_Task_:
Your answer should be an exact copy of every record.

━━━━━ Information

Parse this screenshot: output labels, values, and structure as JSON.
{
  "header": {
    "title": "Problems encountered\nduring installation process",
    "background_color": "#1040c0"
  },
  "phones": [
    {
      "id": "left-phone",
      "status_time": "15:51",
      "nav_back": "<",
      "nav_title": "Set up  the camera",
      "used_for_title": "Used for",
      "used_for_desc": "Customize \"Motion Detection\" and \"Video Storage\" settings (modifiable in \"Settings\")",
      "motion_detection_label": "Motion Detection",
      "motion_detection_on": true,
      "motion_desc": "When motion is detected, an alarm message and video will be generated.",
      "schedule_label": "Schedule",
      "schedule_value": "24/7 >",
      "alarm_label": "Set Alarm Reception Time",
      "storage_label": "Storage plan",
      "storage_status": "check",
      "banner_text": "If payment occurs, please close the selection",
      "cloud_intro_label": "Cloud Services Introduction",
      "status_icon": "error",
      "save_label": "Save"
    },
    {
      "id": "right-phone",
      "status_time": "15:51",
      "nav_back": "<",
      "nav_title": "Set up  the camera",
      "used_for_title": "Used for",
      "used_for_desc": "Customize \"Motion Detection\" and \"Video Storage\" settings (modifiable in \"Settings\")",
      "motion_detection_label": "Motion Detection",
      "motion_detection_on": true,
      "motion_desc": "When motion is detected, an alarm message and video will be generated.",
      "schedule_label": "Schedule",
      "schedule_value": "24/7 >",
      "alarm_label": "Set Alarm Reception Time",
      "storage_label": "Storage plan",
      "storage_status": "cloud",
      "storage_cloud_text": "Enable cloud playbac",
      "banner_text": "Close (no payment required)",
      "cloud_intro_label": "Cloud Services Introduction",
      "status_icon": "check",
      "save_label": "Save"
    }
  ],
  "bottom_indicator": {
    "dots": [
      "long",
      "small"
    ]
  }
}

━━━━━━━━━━

_Task response_:
Parse this screenshot: output labels, values, and structure as JSON.
{
  "header": {
    "title": "Problems encountered\nduring installation process",
    "background_color": "#1040c0"
  },
  "phones": [
    {
      "id": "left-phone",
      "status_time": "15:51",
      "nav_back": "<",
      "nav_title": "Set up  the camera",
      "used_for_title": "Used for",
      "used_for_desc": "Customize \"Motion Detection\" and \"Video Storage\" settings (modifiable in \"Settings\")",
      "motion_detection_label": "Motion Detection",
      "motion_detection_on": true,
      "motion_desc": "When motion is detected, an alarm message and video will be generated.",
      "schedule_label": "Schedule",
      "schedule_value": "24/7 >",
      "alarm_label": "Set Alarm Reception Time",
      "storage_label": "Storage plan",
      "storage_status": "check",
      "banner_text": "If payment occurs, please close the selection",
      "cloud_intro_label": "Cloud Services Introduction",
      "status_icon": "error",
      "save_label": "Save"
    },
    {
      "id": "right-phone",
      "status_time": "15:51",
      "nav_back": "<",
      "nav_title": "Set up  the camera",
      "used_for_title": "Used for",
      "used_for_desc": "Customize \"Motion Detection\" and \"Video Storage\" settings (modifiable in \"Settings\")",
      "motion_detection_label": "Motion Detection",
      "motion_detection_on": true,
      "motion_desc": "When motion is detected, an alarm message and video will be generated.",
      "schedule_label": "Schedule",
      "schedule_value": "24/7 >",
      "alarm_label": "Set Alarm Reception Time",
      "storage_label": "Storage plan",
      "storage_status": "cloud",
      "storage_cloud_text": "Enable cloud playbac",
      "banner_text": "Close (no payment required)",
      "cloud_intro_label": "Cloud Services Introduction",
      "status_icon": "check",
      "save_label": "Save"
    }
  ],
  "bottom_indicator": {
    "dots": [
      "long",
      "small"
    ]
  }
}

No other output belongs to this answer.